TxDOT changes rules for MPOs, does little to give local control

Link to article to here.

Bottom line, we read every single rule change and the Governor and his Transportation Commission still have the final say on MPO allocations and MPO plans and Rural Planning Organizations are not even legally established in the Transportation code and yet TxDOT is adopting rules for them!

TxDOT approves rules to strengthen MPOs

By Jon Vanderlaan, This email address is being protected from spambots. You need JavaScript enabled to view it. Plano Courier

Published: Thursday, September 2, 2010 3:23 PM CDT

Texas’ Metropolitan Planning Organizations have secured their authority in planning decisions with new rules adopted by the Texas Department of Transportation.

According to news release from TxDOT, the rules will enhance the role citizens and communities play in planning the state’s transportation system.

Michael Morris, director of transportation for the North Central Texas Council of Governments, which is the Dallas-area MPO, said the rules changes were based on House Bill 300, which did not pass in the last legislative session.

  Morris said the biggest change is authority that previously was rooted in policy is now written in rule and much more difficult to change.

“I think clearly TxDOT got a message from the legislature that they want metropolitan planning organizations to be recognized as entities within each of the metropolitan regions,” he said, “to be decision makers when it comes to transportation questions.”

One of the best examples of the changes, Morris said, is the allocation of Surface Transportation and Environment Planning funds.

Previously, programs to benefit from STEP funds were picked in Austin, Morris said, but now 50 percent of those revenues will be available to the Regional Transportation Council to decide what projects will benefit.

Rep. Joe Pickett, D-El Paso, said in a released statement the changes put more control in the hands of leaders, planners and citizens of a community, who better understand the needs of the communities.

“For the first tiem, the new rules make sure that local decisions are made in each community across the state, rather than handed down by officials in Austin,” he said.

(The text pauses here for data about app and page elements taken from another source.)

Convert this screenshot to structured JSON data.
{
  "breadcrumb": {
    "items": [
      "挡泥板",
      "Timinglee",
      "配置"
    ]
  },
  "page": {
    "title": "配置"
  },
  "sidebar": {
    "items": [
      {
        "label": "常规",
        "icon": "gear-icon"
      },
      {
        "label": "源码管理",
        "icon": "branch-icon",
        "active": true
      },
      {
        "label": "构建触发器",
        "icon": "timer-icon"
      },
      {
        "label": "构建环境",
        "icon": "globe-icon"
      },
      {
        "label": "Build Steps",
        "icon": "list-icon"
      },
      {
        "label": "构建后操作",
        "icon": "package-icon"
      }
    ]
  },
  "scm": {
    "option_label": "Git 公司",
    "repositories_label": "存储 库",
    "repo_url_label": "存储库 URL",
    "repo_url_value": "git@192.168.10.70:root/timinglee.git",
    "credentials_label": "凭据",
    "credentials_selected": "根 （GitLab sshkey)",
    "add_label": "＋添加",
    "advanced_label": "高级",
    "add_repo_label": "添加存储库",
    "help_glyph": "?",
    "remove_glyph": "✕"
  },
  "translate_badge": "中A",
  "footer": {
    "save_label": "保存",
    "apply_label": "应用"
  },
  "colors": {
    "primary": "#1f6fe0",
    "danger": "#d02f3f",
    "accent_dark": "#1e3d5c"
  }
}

According to a TxDOT news release, the rules will allow MPOs to develop long-, mid- and short-range transportation plans.

The process also will include the use of an extended cash forecast to provide additional flexibility in planning.

Rep. Kirk Watson, D-Austin, said in a released statement the rule changes put control in the hands of MPOs and will help them do a “great” job for communities.

“Under the new rules, MPOs will be better armed with the information they need to craft plans that transparently and accountably address the infrastructure needs in their communities,” he said.

The new rules may also help the RTC allocate Proposition 12 bonds that were authorized by the legislature in 2009, Morris said.

“It’s being made clear that the elected officials on the RTC want the Prop 12 fund to be allocated,” he said, “and we have the foundation now for that given the rulemaking that has been adopted.”

The $2 billion in bonds that were authorized are backed by state revenue and will go toward highway improvements, according to the TxDOT website.

Morris said the formula for allocation of those funds was always a question with the RTC -- TxDOT districts and MPOs identified more than $8.9 billion in possible projects to benefit from the funds.

Rural Planning Organizations also were officially recognized with the rules changes, which Morris said is important because of the implications of metropolitan planning in rural areas.

“Often the visions in the metropolitan regions cross over into the rural,” he said.